A varnish is a clear coat applied over the top of an artwork. It has two main functions - to give an even sheen to the work, which will in turn help to bring out the full intensity and beauty of the pigments, and to protect it from several different areas of attack such as wear and tear and airborne grime and chemicals.
When selecting a varnish, one of the first questions that arises is that of the gloss level required. In general, good quality acrylics will have a similar sheen level across their colour range. However, the addition of water or many of the other mediums available to the artist, may change the gloss levels dramatically. One must determine the level of gloss that is required. Most gloss and matt varnishes of the same type may be mixed to obtain the desired sheen level.

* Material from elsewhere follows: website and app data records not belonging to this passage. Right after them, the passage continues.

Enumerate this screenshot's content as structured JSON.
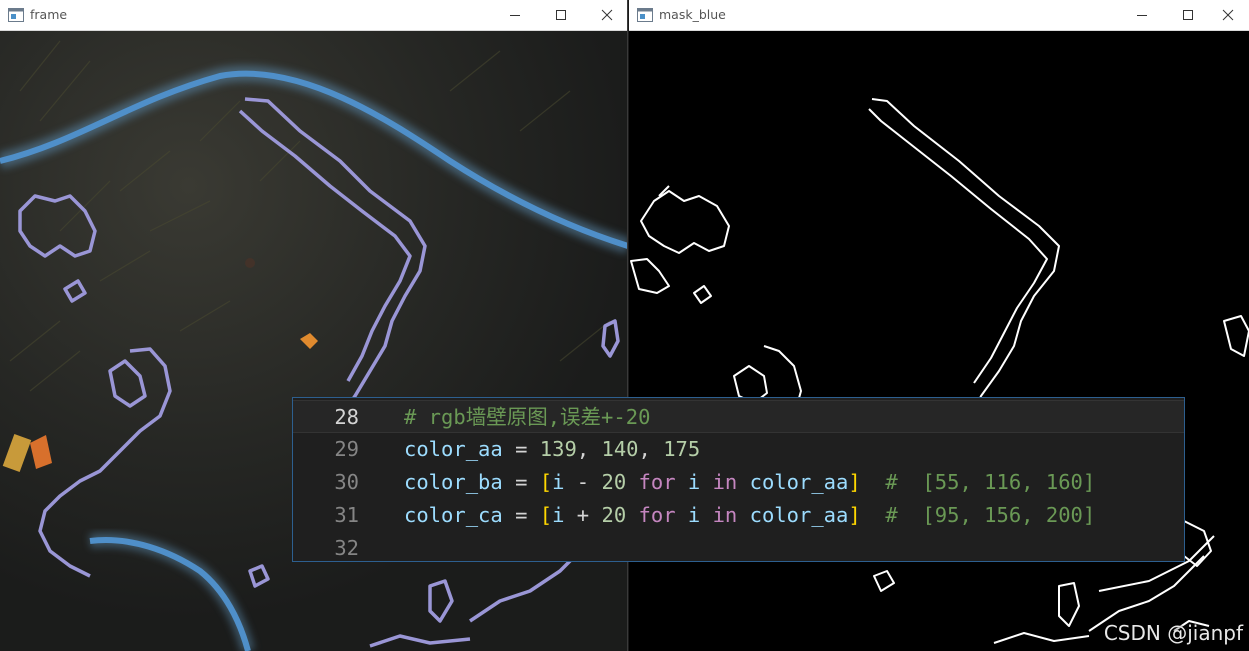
{
  "windows": {
    "frame": {
      "title": "frame"
    },
    "mask": {
      "title": "mask_blue"
    }
  },
  "icons": {
    "app": "opencv-window-icon",
    "minimize": "minimize-icon",
    "maximize": "maximize-icon",
    "close": "close-icon"
  },
  "colors": {
    "river_blue": "#4f8fc9",
    "wall_outline": "#9a96d6",
    "mask_background": "#000000",
    "mask_edges": "#ffffff",
    "code_background": "#1f1f1f",
    "code_border": "#2d5f8f"
  },
  "code": {
    "lines": [
      {
        "number": "28",
        "tokens": [
          {
            "t": "# rgb墙壁原图,误差+-20",
            "c": "comment"
          }
        ]
      },
      {
        "number": "29",
        "tokens": [
          {
            "t": "color_aa",
            "c": "var"
          },
          {
            "t": " = ",
            "c": "op"
          },
          {
            "t": "139",
            "c": "num"
          },
          {
            "t": ", ",
            "c": "op"
          },
          {
            "t": "140",
            "c": "num"
          },
          {
            "t": ", ",
            "c": "op"
          },
          {
            "t": "175",
            "c": "num"
          }
        ]
      },
      {
        "number": "30",
        "tokens": [
          {
            "t": "color_ba",
            "c": "var"
          },
          {
            "t": " = ",
            "c": "op"
          },
          {
            "t": "[",
            "c": "br"
          },
          {
            "t": "i",
            "c": "var"
          },
          {
            "t": " - ",
            "c": "op"
          },
          {
            "t": "20",
            "c": "num"
          },
          {
            "t": " ",
            "c": "op"
          },
          {
            "t": "for",
            "c": "kw"
          },
          {
            "t": " ",
            "c": "op"
          },
          {
            "t": "i",
            "c": "var"
          },
          {
            "t": " ",
            "c": "op"
          },
          {
            "t": "in",
            "c": "kw"
          },
          {
            "t": " ",
            "c": "op"
          },
          {
            "t": "color_aa",
            "c": "var"
          },
          {
            "t": "]",
            "c": "br"
          },
          {
            "t": "  #  [55, 116, 160]",
            "c": "comment"
          }
        ]
      },
      {
        "number": "31",
        "tokens": [
          {
            "t": "color_ca",
            "c": "var"
          },
          {
            "t": " = ",
            "c": "op"
          },
          {
            "t": "[",
            "c": "br"
          },
          {
            "t": "i",
            "c": "var"
          },
          {
            "t": " + ",
            "c": "op"
          },
          {
            "t": "20",
            "c": "num"
          },
          {
            "t": " ",
            "c": "op"
          },
          {
            "t": "for",
            "c": "kw"
          },
          {
            "t": " ",
            "c": "op"
          },
          {
            "t": "i",
            "c": "var"
          },
          {
            "t": " ",
            "c": "op"
          },
          {
            "t": "in",
            "c": "kw"
          },
          {
            "t": " ",
            "c": "op"
          },
          {
            "t": "color_aa",
            "c": "var"
          },
          {
            "t": "]",
            "c": "br"
          },
          {
            "t": "  #  [95, 156, 200]",
            "c": "comment"
          }
        ]
      },
      {
        "number": "32",
        "tokens": []
      }
    ],
    "current_line": "28"
  },
  "watermark": "CSDN @jianpf"
}
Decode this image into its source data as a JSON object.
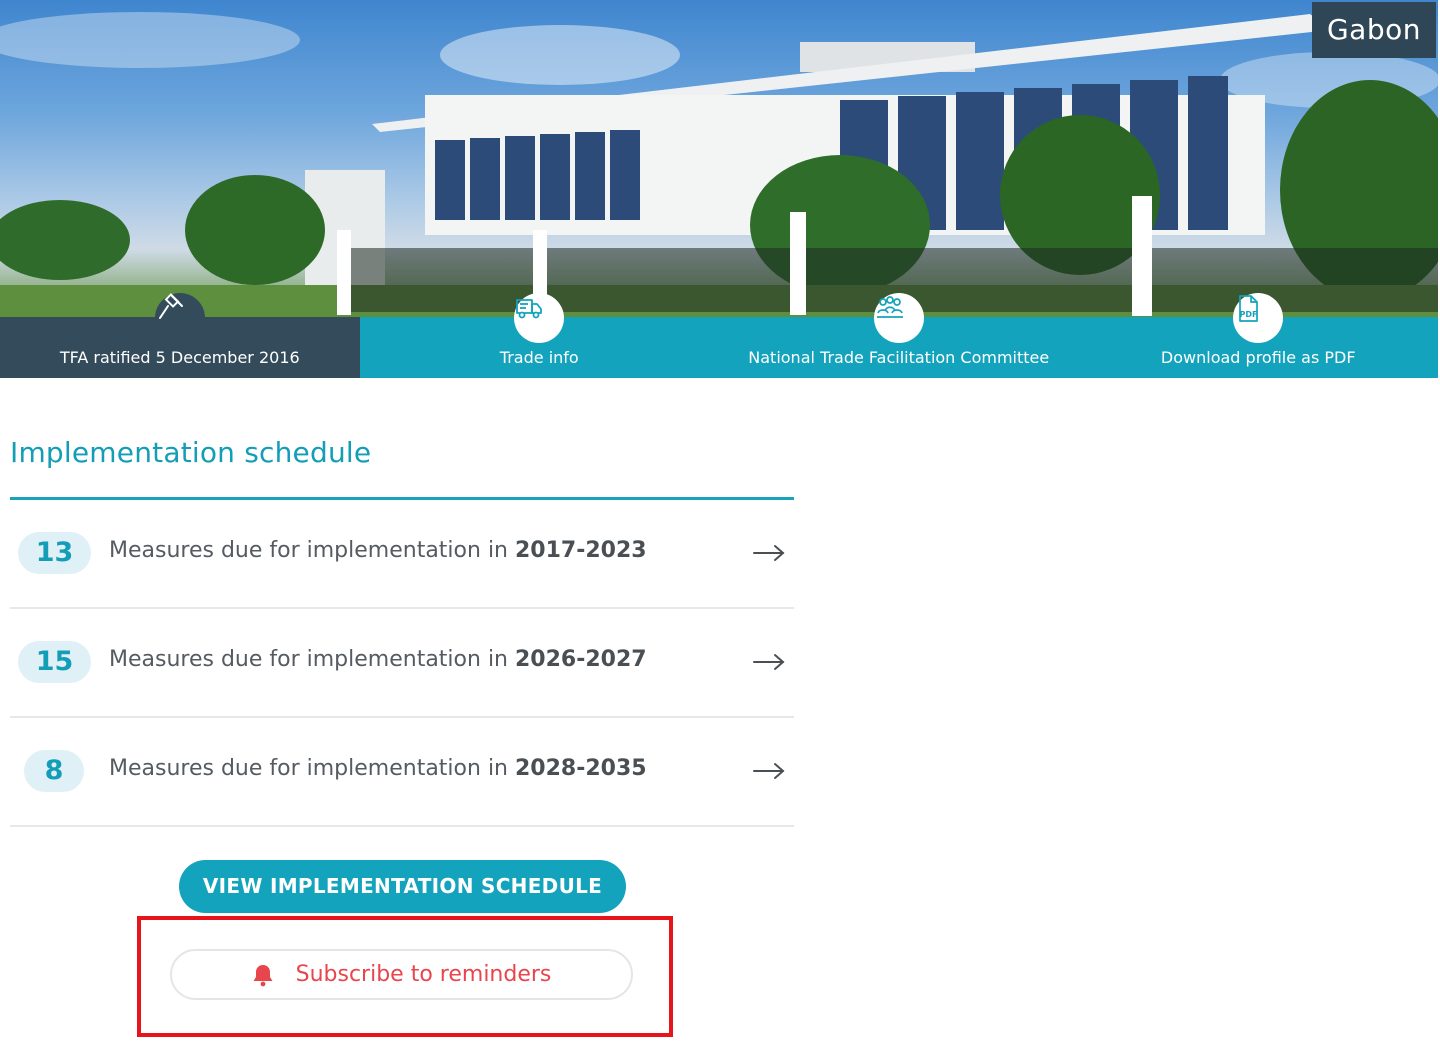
{
  "hero": {
    "country": "Gabon",
    "tabs": [
      {
        "label": "TFA ratified 5 December 2016",
        "icon": "gavel-icon",
        "active": true
      },
      {
        "label": "Trade info",
        "icon": "truck-icon",
        "active": false
      },
      {
        "label": "National Trade Facilitation Committee",
        "icon": "people-icon",
        "active": false
      },
      {
        "label": "Download profile as PDF",
        "icon": "pdf-icon",
        "active": false
      }
    ]
  },
  "schedule": {
    "title": "Implementation schedule",
    "rows": [
      {
        "count": "13",
        "text": "Measures due for implementation in ",
        "period": "2017-2023"
      },
      {
        "count": "15",
        "text": "Measures due for implementation in ",
        "period": "2026-2027"
      },
      {
        "count": "8",
        "text": "Measures due for implementation in ",
        "period": "2028-2035"
      }
    ],
    "view_button": "VIEW IMPLEMENTATION SCHEDULE",
    "subscribe_button": "Subscribe to reminders"
  },
  "colors": {
    "accent": "#14a3bd",
    "dark_tab": "#334b5a",
    "subscribe": "#e8454c",
    "highlight": "#e8141b"
  }
}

All varnishes start out with a relatively high gloss level, some are not as glossy as others but by and large they can be considered to be gloss. Matt and satin varnishes have what are known as matting agents added to them to reduce their gloss levels.

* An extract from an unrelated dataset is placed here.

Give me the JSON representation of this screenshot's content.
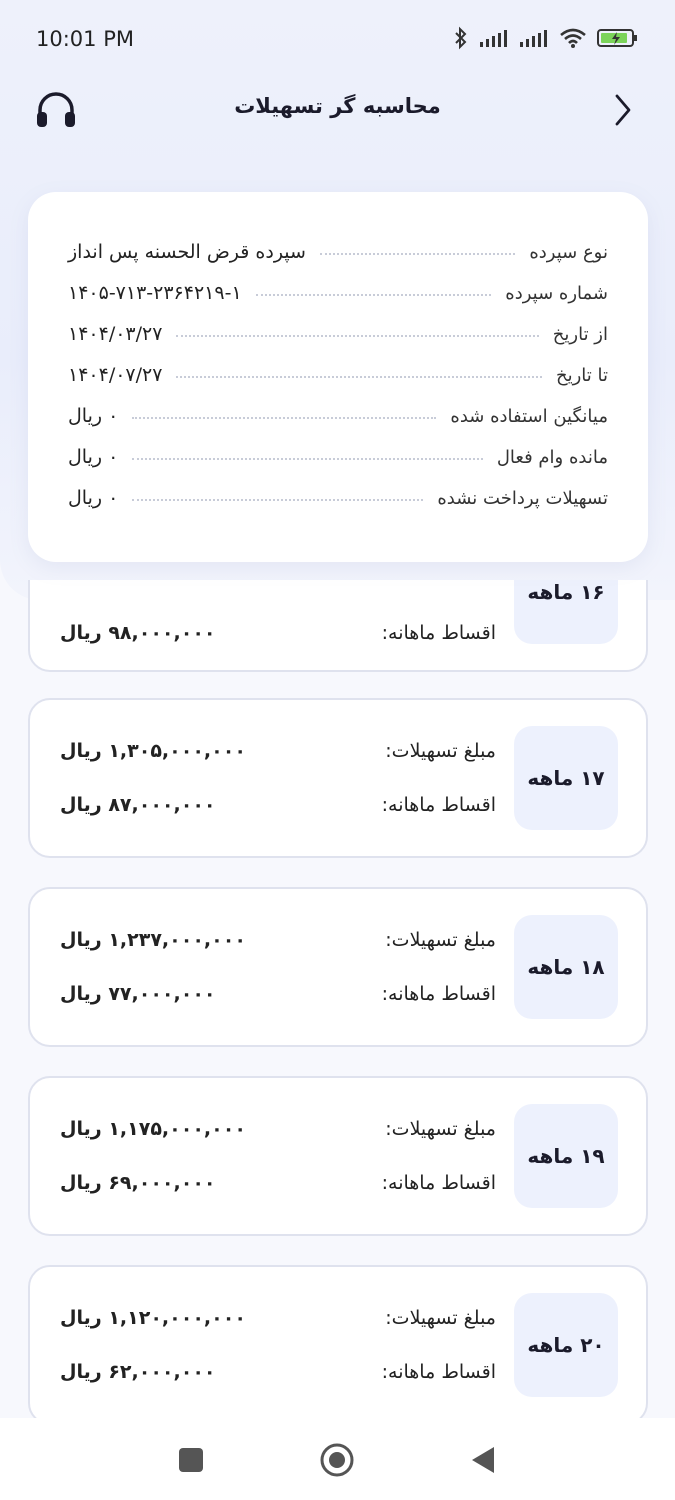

The matting agents are extremely fine particles suspended in the varnish or may be a wax which tends to sit mainly on the surface of the varnish. Both defract (scatter) the light passing through which gives the matt appearance.
The matting agents which are suspended in the varnish tend to have a longer lifespan and do not catch dust and dirt nearly as readily as the wax versions. The wax matting agents tend to mark very easily, however, some artists prefer the soft and subtle reflection of light off this finish. (It is possible to use a very light coverage of wax applied over solvent-based varnishes, once they are dry, to achieve this same effect).
If the artist wishes to apply many coats of a varnish (in excess of 5 coats) and requires a matt finish, it would be advisable to use gloss for all but the last few coats. Too many coats of the matt varnish may give a cloudy appearance. This cloudy appearance is the concentration of the invisible matting agent starting to increase to the point of becoming visible!
It is advisable to stir matt and satin varnishes before use to evenly distribute the matting agent so it does not form a concentrate in the bottom part of the container.